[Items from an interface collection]
____________________

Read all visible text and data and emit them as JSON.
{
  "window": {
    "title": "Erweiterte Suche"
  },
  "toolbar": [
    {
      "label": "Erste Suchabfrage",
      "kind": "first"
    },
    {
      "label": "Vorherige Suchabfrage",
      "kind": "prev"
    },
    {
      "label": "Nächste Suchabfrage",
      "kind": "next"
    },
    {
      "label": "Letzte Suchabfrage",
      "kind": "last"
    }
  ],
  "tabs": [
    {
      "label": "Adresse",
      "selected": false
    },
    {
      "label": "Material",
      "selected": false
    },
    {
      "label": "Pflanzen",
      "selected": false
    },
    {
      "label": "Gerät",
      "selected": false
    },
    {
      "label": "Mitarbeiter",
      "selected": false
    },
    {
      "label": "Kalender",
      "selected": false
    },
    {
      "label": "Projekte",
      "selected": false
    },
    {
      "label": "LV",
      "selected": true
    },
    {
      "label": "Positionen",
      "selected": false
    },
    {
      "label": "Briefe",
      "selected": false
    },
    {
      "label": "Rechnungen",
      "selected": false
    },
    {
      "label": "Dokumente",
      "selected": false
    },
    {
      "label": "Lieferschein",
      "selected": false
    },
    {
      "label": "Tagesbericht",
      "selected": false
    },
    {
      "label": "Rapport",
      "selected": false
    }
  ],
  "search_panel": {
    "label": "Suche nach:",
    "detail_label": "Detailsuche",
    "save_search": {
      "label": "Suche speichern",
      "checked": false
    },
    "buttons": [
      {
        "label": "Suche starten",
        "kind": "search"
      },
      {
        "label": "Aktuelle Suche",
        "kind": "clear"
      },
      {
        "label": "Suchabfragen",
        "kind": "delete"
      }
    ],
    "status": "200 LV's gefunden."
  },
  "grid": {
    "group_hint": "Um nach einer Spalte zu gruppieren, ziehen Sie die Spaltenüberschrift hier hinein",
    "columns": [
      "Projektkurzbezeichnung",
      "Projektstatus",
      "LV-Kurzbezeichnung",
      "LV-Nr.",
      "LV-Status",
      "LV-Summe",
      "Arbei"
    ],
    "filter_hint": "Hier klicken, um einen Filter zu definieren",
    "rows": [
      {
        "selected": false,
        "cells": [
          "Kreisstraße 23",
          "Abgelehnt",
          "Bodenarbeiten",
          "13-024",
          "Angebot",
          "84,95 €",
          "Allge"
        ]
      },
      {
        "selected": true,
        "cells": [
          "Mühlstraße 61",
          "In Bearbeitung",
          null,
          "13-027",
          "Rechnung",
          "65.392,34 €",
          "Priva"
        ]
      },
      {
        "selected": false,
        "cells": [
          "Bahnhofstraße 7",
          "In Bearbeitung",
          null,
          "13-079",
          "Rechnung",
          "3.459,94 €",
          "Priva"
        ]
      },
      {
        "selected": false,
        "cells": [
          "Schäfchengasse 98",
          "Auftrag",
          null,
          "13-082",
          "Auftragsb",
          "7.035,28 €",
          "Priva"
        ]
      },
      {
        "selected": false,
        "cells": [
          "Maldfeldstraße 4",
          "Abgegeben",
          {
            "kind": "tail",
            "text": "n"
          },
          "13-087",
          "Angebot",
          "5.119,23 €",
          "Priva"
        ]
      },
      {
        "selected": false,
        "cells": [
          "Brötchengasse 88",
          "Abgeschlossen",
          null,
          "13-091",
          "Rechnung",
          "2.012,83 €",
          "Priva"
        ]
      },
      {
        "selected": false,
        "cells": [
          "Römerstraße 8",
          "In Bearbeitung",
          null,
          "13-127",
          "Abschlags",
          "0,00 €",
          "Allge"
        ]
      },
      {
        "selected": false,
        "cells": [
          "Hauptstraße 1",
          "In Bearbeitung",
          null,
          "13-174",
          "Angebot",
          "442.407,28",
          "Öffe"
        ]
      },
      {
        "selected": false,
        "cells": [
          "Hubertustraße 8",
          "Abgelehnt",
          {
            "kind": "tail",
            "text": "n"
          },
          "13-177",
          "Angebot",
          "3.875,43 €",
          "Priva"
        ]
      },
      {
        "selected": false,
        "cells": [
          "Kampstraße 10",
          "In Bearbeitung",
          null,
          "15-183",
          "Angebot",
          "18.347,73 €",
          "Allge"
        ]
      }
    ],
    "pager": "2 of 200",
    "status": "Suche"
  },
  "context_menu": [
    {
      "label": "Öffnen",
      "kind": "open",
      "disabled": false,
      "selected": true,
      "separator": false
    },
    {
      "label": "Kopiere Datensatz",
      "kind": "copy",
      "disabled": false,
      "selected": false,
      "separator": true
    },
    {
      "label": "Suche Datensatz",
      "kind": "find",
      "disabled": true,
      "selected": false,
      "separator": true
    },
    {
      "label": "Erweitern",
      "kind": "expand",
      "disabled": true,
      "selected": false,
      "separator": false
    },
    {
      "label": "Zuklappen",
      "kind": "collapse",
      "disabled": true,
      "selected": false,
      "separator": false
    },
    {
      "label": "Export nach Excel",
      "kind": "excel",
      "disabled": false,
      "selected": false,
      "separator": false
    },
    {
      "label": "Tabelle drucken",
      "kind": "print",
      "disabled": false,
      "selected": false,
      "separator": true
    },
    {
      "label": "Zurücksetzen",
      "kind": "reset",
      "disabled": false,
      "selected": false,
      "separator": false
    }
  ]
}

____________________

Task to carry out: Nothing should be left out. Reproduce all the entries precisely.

Exercise response:
Read all visible text and data and emit them as JSON.
{
  "window": {
    "title": "Erweiterte Suche"
  },
  "toolbar": [
    {
      "label": "Erste Suchabfrage",
      "kind": "first"
    },
    {
      "label": "Vorherige Suchabfrage",
      "kind": "prev"
    },
    {
      "label": "Nächste Suchabfrage",
      "kind": "next"
    },
    {
      "label": "Letzte Suchabfrage",
      "kind": "last"
    }
  ],
  "tabs": [
    {
      "label": "Adresse",
      "selected": false
    },
    {
      "label": "Material",
      "selected": false
    },
    {
      "label": "Pflanzen",
      "selected": false
    },
    {
      "label": "Gerät",
      "selected": false
    },
    {
      "label": "Mitarbeiter",
      "selected": false
    },
    {
      "label": "Kalender",
      "selected": false
    },
    {
      "label": "Projekte",
      "selected": false
    },
    {
      "label": "LV",
      "selected": true
    },
    {
      "label": "Positionen",
      "selected": false
    },
    {
      "label": "Briefe",
      "selected": false
    },
    {
      "label": "Rechnungen",
      "selected": false
    },
    {
      "label": "Dokumente",
      "selected": false
    },
    {
      "label": "Lieferschein",
      "selected": false
    },
    {
      "label": "Tagesbericht",
      "selected": false
    },
    {
      "label": "Rapport",
      "selected": false
    }
  ],
  "search_panel": {
    "label": "Suche nach:",
    "detail_label": "Detailsuche",
    "save_search": {
      "label": "Suche speichern",
      "checked": false
    },
    "buttons": [
      {
        "label": "Suche starten",
        "kind": "search"
      },
      {
        "label": "Aktuelle Suche",
        "kind": "clear"
      },
      {
        "label": "Suchabfragen",
        "kind": "delete"
      }
    ],
    "status": "200 LV's gefunden."
  },
  "grid": {
    "group_hint": "Um nach einer Spalte zu gruppieren, ziehen Sie die Spaltenüberschrift hier hinein",
    "columns": [
      "Projektkurzbezeichnung",
      "Projektstatus",
      "LV-Kurzbezeichnung",
      "LV-Nr.",
      "LV-Status",
      "LV-Summe",
      "Arbei"
    ],
    "filter_hint": "Hier klicken, um einen Filter zu definieren",
    "rows": [
      {
        "selected": false,
        "cells": [
          "Kreisstraße 23",
          "Abgelehnt",
          "Bodenarbeiten",
          "13-024",
          "Angebot",
          "84,95 €",
          "Allge"
        ]
      },
      {
        "selected": true,
        "cells": [
          "Mühlstraße 61",
          "In Bearbeitung",
          null,
          "13-027",
          "Rechnung",
          "65.392,34 €",
          "Priva"
        ]
      },
      {
        "selected": false,
        "cells": [
          "Bahnhofstraße 7",
          "In Bearbeitung",
          null,
          "13-079",
          "Rechnung",
          "3.459,94 €",
          "Priva"
        ]
      },
      {
        "selected": false,
        "cells": [
          "Schäfchengasse 98",
          "Auftrag",
          null,
          "13-082",
          "Auftragsb",
          "7.035,28 €",
          "Priva"
        ]
      },
      {
        "selected": false,
        "cells": [
          "Maldfeldstraße 4",
          "Abgegeben",
          {
            "kind": "tail",
            "text": "n"
          },
          "13-087",
          "Angebot",
          "5.119,23 €",
          "Priva"
        ]
      },
      {
        "selected": false,
        "cells": [
          "Brötchengasse 88",
          "Abgeschlossen",
          null,
          "13-091",
          "Rechnung",
          "2.012,83 €",
          "Priva"
        ]
      },
      {
        "selected": false,
        "cells": [
          "Römerstraße 8",
          "In Bearbeitung",
          null,
          "13-127",
          "Abschlags",
          "0,00 €",
          "Allge"
        ]
      },
      {
        "selected": false,
        "cells": [
          "Hauptstraße 1",
          "In Bearbeitung",
          null,
          "13-174",
          "Angebot",
          "442.407,28",
          "Öffe"
        ]
      },
      {
        "selected": false,
        "cells": [
          "Hubertustraße 8",
          "Abgelehnt",
          {
            "kind": "tail",
            "text": "n"
          },
          "13-177",
          "Angebot",
          "3.875,43 €",
          "Priva"
        ]
      },
      {
        "selected": false,
        "cells": [
          "Kampstraße 10",
          "In Bearbeitung",
          null,
          "15-183",
          "Angebot",
          "18.347,73 €",
          "Allge"
        ]
      }
    ],
    "pager": "2 of 200",
    "status": "Suche"
  },
  "context_menu": [
    {
      "label": "Öffnen",
      "kind": "open",
      "disabled": false,
      "selected": true,
      "separator": false
    },
    {
      "label": "Kopiere Datensatz",
      "kind": "copy",
      "disabled": false,
      "selected": false,
      "separator": true
    },
    {
      "label": "Suche Datensatz",
      "kind": "find",
      "disabled": true,
      "selected": false,
      "separator": true
    },
    {
      "label": "Erweitern",
      "kind": "expand",
      "disabled": true,
      "selected": false,
      "separator": false
    },
    {
      "label": "Zuklappen",
      "kind": "collapse",
      "disabled": true,
      "selected": false,
      "separator": false
    },
    {
      "label": "Export nach Excel",
      "kind": "excel",
      "disabled": false,
      "selected": false,
      "separator": false
    },
    {
      "label": "Tabelle drucken",
      "kind": "print",
      "disabled": false,
      "selected": false,
      "separator": true
    },
    {
      "label": "Zurücksetzen",
      "kind": "reset",
      "disabled": false,
      "selected": false,
      "separator": false
    }
  ]
}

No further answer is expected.